§ **Work item**: Select every line containing the word "retweets" from the material, and copy those lines.

+ + + +

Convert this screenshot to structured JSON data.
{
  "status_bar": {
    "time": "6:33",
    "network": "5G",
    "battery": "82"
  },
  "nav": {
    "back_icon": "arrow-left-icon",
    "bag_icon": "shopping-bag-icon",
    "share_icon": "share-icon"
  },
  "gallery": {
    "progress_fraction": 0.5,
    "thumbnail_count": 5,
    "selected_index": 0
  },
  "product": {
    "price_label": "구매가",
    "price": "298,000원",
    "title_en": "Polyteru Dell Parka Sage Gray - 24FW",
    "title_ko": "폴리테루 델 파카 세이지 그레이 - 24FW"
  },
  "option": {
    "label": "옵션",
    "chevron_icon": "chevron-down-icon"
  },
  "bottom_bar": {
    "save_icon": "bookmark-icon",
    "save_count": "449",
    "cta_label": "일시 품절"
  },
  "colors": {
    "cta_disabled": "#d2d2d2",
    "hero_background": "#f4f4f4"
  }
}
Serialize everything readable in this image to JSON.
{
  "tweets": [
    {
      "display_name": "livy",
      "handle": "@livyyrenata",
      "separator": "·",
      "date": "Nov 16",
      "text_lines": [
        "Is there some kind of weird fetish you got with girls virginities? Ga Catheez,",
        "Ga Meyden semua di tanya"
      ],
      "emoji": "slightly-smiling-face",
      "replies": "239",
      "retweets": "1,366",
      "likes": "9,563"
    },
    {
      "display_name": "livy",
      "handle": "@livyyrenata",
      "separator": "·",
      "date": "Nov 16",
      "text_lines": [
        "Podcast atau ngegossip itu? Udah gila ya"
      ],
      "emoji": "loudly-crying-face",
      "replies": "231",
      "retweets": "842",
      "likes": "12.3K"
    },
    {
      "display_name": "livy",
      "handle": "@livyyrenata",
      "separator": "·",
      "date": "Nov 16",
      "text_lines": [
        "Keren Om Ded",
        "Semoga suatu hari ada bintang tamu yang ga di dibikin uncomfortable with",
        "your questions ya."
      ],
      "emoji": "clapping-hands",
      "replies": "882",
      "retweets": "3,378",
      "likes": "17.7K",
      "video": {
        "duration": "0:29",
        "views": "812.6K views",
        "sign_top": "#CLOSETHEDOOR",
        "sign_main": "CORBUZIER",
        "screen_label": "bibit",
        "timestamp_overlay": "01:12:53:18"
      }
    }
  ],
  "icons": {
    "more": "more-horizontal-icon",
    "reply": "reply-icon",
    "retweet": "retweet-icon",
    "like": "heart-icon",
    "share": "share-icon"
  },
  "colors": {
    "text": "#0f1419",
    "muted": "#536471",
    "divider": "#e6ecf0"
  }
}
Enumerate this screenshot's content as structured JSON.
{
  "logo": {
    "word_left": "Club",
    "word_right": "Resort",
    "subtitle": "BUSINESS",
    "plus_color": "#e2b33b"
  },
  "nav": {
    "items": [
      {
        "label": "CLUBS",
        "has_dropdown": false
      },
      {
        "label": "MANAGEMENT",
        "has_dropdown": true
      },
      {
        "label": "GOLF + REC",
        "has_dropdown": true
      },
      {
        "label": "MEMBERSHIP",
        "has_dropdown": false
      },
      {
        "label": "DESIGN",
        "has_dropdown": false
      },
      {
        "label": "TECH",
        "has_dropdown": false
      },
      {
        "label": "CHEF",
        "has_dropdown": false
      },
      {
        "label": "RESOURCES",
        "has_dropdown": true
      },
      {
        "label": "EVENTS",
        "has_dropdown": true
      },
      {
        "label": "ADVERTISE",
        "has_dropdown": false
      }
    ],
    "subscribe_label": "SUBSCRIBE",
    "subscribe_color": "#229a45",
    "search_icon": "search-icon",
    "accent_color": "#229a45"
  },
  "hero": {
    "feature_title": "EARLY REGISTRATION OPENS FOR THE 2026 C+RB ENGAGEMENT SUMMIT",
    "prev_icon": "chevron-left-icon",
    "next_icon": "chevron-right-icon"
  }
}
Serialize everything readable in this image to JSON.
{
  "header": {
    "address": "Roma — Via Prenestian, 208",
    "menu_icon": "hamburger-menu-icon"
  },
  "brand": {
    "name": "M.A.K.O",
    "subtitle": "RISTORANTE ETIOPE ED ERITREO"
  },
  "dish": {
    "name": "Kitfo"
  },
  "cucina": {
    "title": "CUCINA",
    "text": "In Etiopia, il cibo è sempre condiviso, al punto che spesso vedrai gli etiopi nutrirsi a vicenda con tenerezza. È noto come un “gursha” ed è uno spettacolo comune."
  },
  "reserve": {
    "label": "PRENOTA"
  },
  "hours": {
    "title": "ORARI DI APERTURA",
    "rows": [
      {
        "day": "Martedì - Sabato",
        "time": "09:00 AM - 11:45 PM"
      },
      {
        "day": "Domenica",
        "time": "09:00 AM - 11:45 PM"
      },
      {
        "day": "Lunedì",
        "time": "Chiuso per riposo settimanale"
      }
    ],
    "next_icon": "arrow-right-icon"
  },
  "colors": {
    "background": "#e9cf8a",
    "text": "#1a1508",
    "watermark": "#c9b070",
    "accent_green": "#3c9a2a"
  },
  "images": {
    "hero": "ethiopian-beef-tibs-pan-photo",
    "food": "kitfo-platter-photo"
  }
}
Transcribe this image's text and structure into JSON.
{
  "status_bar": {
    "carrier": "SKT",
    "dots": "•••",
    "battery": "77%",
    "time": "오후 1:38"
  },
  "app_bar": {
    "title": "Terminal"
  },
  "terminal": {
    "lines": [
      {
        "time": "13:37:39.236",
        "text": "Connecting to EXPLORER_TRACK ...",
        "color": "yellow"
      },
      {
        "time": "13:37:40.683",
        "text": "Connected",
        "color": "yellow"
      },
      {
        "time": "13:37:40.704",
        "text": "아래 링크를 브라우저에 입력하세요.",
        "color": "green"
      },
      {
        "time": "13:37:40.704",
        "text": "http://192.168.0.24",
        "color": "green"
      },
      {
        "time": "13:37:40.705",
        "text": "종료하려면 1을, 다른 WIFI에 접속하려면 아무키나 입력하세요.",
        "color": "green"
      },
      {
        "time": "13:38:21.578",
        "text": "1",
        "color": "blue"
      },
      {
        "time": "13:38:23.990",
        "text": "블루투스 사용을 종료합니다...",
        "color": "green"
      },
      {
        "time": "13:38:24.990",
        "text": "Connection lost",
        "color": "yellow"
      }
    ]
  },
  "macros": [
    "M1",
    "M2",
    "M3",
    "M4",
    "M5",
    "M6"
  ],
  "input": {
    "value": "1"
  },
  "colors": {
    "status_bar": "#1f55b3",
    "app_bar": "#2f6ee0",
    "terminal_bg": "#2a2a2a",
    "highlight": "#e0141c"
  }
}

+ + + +

§ **Exercise response**:
      "retweets": "1,366",
      "retweets": "842",
      "retweets": "3,378",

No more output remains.